Extracted data entries
--------

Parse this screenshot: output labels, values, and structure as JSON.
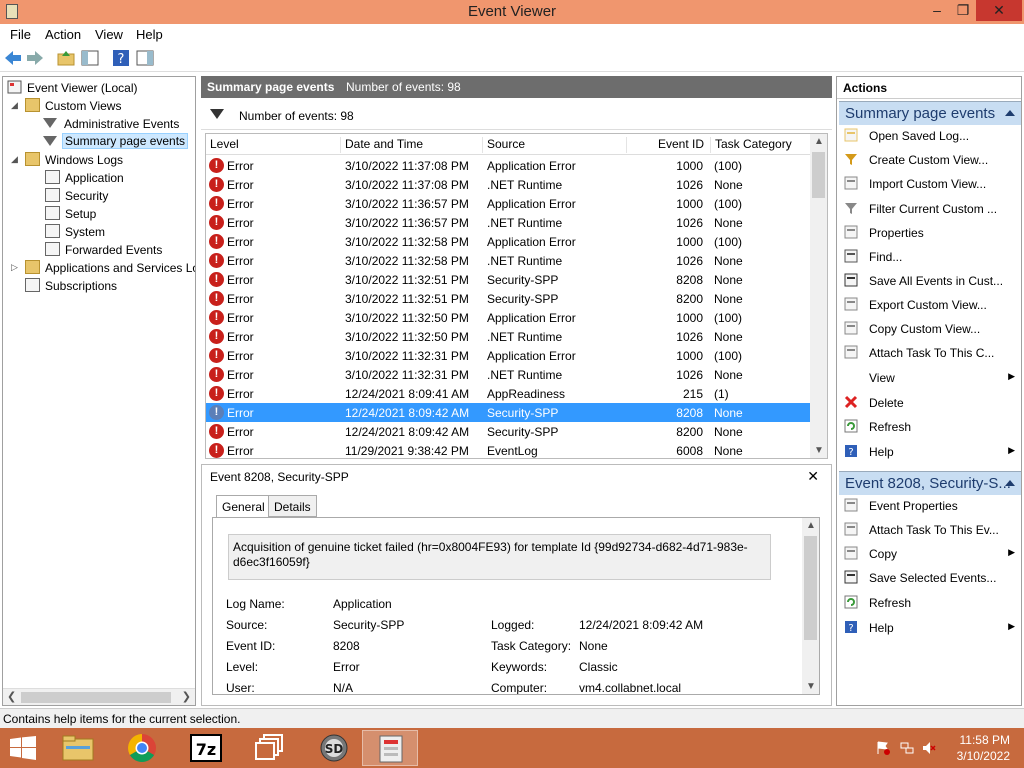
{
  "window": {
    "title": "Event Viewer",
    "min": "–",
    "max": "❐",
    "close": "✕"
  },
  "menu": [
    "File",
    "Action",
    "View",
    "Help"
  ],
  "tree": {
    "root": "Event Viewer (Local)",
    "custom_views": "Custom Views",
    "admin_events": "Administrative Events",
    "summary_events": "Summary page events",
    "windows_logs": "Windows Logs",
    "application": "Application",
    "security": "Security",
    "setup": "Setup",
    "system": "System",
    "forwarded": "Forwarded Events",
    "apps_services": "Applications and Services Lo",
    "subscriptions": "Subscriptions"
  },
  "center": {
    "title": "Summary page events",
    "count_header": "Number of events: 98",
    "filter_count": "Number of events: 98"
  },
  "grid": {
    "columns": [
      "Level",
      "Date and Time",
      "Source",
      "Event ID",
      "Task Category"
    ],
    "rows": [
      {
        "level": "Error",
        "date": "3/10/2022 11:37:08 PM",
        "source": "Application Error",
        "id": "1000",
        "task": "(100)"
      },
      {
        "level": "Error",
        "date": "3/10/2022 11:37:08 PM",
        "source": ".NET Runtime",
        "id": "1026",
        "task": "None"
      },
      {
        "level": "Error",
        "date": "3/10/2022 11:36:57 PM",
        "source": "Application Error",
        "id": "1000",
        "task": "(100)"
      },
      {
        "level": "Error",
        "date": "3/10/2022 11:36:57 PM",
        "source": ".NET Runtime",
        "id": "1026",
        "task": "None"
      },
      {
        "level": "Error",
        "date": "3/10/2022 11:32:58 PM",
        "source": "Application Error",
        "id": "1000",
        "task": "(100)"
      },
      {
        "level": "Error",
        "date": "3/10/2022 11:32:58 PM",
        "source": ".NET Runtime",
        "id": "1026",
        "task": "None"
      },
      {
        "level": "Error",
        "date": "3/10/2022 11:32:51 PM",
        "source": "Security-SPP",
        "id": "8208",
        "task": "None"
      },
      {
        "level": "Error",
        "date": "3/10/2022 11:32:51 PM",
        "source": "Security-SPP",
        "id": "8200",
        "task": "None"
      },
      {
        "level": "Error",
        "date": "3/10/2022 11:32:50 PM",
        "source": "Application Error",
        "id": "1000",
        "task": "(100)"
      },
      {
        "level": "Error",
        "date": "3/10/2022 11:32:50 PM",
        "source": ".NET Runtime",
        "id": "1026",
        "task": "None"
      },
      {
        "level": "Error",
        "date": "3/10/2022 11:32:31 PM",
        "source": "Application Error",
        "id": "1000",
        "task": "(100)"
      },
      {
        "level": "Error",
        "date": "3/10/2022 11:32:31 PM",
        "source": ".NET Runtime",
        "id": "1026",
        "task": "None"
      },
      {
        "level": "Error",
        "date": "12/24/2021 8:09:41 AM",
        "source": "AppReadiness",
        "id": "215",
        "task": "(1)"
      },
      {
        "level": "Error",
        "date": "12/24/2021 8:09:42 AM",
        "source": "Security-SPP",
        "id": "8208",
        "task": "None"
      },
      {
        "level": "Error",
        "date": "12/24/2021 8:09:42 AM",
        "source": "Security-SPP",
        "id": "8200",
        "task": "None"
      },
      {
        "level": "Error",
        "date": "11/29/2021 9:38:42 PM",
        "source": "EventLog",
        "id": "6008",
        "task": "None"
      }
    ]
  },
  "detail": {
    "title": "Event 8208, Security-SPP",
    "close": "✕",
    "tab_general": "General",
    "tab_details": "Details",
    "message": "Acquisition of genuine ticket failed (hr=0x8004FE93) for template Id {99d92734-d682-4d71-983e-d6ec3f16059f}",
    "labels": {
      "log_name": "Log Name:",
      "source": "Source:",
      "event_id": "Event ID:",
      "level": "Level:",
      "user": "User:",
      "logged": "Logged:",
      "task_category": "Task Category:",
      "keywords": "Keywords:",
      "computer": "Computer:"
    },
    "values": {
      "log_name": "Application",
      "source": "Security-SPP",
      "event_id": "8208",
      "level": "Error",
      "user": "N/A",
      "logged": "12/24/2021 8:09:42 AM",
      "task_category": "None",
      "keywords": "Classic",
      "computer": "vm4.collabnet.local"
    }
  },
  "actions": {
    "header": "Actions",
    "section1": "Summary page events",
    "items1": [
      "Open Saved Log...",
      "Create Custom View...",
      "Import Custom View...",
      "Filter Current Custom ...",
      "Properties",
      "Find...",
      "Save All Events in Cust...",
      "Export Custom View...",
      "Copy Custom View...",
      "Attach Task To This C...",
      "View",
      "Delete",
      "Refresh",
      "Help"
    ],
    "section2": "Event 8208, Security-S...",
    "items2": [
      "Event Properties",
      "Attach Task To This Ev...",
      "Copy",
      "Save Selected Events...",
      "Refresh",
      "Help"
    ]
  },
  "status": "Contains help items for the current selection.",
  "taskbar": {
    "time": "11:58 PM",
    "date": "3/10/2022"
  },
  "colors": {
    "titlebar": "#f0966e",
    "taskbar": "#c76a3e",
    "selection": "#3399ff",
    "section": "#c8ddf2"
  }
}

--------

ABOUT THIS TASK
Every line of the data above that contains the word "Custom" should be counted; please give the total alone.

WORKED SOLUTION
6